cimmanifest.exe is a program used by Radeon Software. This application is part of the Radeon Software package and is installed along with the rest of the software.
This executable file is located in %ProgramFiles%\RadeonSoftware\Common\amdgpu_pro\bin.
The name of the executable file is cimmanifest, and it is 32 KB in size.
A typical installation folder contains several files, including cimmanifest.
You can use Windows Explorer to view the contents of a directory. You can open a folder window by clicking the Start button, selecting Control Panel, and then clicking Folder Options. In the Folder Options dialog box, select the View tab, and then click Show hidden files and folders. To see the contents of a specific folder, you must first select the folder. For example, to see the contents of the Downloads folder, you must first double-click the Downloads folder icon.

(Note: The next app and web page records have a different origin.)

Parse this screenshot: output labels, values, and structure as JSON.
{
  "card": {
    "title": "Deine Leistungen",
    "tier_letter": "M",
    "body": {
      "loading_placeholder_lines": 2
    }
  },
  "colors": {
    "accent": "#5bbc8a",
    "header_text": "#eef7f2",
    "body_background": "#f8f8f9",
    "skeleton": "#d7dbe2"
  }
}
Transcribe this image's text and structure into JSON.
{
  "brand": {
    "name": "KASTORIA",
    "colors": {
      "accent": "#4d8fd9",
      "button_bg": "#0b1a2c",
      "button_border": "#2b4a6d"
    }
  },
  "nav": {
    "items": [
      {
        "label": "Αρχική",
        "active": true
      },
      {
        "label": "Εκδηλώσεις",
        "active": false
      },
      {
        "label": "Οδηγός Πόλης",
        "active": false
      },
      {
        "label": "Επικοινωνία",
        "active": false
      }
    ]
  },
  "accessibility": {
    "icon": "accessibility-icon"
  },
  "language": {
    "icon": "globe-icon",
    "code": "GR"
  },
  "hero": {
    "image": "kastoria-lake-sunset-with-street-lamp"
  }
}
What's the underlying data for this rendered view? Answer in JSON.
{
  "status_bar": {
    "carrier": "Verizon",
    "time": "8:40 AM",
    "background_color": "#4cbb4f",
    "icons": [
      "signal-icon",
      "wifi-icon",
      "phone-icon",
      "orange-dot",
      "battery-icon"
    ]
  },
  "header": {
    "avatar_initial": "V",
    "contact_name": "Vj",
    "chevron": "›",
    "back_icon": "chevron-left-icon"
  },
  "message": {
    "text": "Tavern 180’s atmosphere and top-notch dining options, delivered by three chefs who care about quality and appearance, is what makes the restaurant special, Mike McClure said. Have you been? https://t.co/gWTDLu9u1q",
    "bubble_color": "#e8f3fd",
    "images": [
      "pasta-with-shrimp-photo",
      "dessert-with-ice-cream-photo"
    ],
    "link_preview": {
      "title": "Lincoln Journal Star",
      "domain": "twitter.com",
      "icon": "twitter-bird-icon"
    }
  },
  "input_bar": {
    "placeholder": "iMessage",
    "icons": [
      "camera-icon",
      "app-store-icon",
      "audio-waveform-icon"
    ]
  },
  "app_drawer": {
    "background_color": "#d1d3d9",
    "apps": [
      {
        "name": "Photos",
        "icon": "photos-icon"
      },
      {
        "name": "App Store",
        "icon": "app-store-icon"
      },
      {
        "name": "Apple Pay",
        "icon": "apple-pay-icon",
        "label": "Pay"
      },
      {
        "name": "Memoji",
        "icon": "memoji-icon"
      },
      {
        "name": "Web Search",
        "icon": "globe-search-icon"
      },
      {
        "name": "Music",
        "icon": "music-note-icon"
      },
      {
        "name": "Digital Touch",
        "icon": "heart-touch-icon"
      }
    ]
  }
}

To delete a file, simply press the Delete key on your keyboard. If you want to move a file, you can drag the file into another location.
Run AsmwSoft PC optimizer application.
Click Process manager.
Find cimmanifest. exe file you want to remove or stopped.
Right click it and select Stop.
You are done.
Windows 10 includes a feature called “Compatibility Mode,” which allows you to run older software without having to upgrade to the latest version of Windows. This article explains how to use it.
From Asmwsoft Pcs Optimizer main window select Startup manager tool.
Find cimmanifest.exeprocess you want to delete or disable by clicking it then click right mouse button then select delete selected item to permanently delete it or select disable selected item.
From the main window of startup manager click scheduled tasks button then find the process you want to delete or disabled by clicking it then click righ mouse button then select delete to permanently delete it or selct disable.
Windows 10 has introduced a feature called “Compatibility Mode,” which allows users to run older programs while still being able to use newer features like Cortana and Edge. But what happens when it doesn’t work? Here are some tips to help you out.
Tim Wiley was a tech writer for seven years at Recode. In that time, he covered everything from basic browser.js and URL parameters to XHRs, performance, malware, security, enterprise apps, social media, and Windows secrets. He also written about how to hack Signal in 2016 and how to resist, or possibly even conquer, the zero-day threat.